Gregos, 65, a Burroughs High grad, is now getting something he has waited decades for.
The City of Burbank Parks and Recreation Department in conjunction with the Triumph Foundation, kicked off its wheelchair rugby program at McCambridge Park. The city is hoping to add more adaptive sports.
“Fifty years ago the disabled people didn’t have (this). Now the kids can participate. They can feel like a normal person for the few hours they are out here,” said the 65-year-old Gregos. “To me, the next generation will be a lot different and have all of this offered throughout the city.”
Each and every Sunday from 10:30 a.m. until 1:30 p.m. in the gymnasium at McCambridge has now been designated as a time set aside wheelchair rugby. Burbank Parks and Recreation reached out to the Triumph Foundation and its founder and Executive Director Andrew Skinner.
Skinner, who has been in a wheelchair since a 2004 spinal cord injury, started the foundation in 2008 and has worked to give opportunities to disabled individuals a chance to play sports. He has been a part of the Northridge Knights, a wheelchair rugby team based in the San Fernando Valley, that has been sponsored by Northridge Hospital Medical Center.

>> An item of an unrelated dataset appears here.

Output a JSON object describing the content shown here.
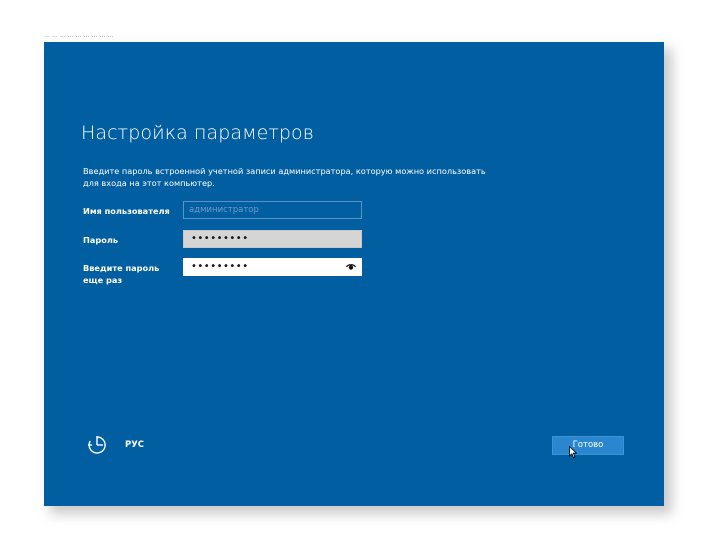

“We used to have a weekly practice, but it has been closed since the Pandemic because we didn’t have a gymnasium,” Skinner said. Skinner said the Knights, which is a team of about 15 members, is now looking to call McCambridge its home. “The City of Burbank reached out to us about their desire to create activities for people with disabilities,” Skinner said. “Adaptive recreation and sports is important because it gives people an opportunity to push the limits of their ability.
The Knights have been successful enough to travel to a number of parts around the country to compete. “Our goal is to develop athletes to play on our team,” Skinner added. Burbank Parks and Recreation Deputy Director Diego Cevallos assured the participants that rugby is just the beginning. “This is not only going to be a one-day event, this is going to become a staple in Burbank as one of our drop-in programs,” Cevallos said.